__Exercise aim__
Go through the material and pull out every line with the string "name" in it.

__Records__
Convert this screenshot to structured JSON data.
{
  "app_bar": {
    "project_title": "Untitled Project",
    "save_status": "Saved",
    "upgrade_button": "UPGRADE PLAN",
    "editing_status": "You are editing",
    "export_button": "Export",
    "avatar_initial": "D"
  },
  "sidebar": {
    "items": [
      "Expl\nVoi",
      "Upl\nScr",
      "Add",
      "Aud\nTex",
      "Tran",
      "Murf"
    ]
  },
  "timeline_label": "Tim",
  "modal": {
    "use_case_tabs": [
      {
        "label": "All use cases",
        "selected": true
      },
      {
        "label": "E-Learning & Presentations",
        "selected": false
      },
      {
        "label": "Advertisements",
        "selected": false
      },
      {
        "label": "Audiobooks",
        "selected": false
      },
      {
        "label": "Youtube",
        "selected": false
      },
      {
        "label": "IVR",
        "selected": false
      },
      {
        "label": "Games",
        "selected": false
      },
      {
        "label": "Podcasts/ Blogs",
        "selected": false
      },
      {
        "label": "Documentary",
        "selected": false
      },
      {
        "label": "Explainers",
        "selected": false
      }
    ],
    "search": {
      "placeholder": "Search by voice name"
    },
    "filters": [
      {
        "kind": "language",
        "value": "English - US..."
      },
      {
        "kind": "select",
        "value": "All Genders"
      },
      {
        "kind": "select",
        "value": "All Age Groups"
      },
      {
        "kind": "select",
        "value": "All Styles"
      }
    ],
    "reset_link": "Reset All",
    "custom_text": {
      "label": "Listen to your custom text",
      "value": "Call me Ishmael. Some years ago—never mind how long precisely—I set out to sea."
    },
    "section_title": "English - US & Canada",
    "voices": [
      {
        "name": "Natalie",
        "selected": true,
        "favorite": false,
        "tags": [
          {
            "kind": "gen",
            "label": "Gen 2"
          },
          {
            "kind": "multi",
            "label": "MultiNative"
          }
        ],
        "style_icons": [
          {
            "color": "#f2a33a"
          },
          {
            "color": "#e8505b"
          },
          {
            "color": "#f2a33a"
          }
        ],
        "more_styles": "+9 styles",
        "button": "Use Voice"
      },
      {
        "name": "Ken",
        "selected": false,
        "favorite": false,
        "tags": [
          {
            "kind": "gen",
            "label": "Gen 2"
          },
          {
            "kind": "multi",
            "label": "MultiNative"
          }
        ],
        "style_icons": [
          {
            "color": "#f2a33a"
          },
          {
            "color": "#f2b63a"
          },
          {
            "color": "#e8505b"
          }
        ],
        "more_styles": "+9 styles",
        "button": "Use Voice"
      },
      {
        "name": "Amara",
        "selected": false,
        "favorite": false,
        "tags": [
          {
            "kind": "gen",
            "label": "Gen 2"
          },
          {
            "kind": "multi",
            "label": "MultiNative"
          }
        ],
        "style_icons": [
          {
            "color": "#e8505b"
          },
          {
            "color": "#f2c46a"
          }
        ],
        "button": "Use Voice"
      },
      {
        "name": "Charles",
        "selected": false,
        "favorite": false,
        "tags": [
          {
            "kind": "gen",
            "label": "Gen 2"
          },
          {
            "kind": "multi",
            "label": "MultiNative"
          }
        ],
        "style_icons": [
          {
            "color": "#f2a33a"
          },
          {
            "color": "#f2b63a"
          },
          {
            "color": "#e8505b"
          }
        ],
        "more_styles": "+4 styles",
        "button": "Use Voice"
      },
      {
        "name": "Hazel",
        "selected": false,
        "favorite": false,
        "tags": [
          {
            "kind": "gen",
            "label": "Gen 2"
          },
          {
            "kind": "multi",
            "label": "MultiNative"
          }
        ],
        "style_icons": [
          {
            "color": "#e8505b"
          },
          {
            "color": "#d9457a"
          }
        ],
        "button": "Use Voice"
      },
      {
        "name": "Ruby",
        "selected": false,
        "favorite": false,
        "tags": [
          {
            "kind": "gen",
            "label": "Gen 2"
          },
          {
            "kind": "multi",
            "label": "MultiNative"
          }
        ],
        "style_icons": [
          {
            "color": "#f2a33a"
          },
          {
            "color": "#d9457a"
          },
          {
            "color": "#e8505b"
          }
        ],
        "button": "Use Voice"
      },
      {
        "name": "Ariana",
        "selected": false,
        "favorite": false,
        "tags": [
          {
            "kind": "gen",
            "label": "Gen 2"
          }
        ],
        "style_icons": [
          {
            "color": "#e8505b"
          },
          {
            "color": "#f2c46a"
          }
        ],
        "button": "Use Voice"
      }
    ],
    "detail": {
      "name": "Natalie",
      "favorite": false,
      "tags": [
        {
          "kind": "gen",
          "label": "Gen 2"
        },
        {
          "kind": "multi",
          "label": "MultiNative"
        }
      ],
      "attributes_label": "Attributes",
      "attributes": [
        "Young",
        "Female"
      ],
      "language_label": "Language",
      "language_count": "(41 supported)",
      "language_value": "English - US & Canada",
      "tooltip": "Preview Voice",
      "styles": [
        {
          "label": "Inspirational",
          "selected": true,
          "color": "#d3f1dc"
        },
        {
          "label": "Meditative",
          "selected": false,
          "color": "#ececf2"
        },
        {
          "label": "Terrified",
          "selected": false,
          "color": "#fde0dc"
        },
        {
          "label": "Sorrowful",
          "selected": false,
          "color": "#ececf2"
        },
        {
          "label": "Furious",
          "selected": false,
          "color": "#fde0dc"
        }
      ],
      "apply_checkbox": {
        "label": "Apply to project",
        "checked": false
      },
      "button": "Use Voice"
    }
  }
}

__Response to the task__
      "placeholder": "Search by voice name"
        "name": "Natalie",
        "name": "Ken",
        "name": "Amara",
        "name": "Charles",
        "name": "Hazel",
        "name": "Ruby",
        "name": "Ariana",
      "name": "Natalie",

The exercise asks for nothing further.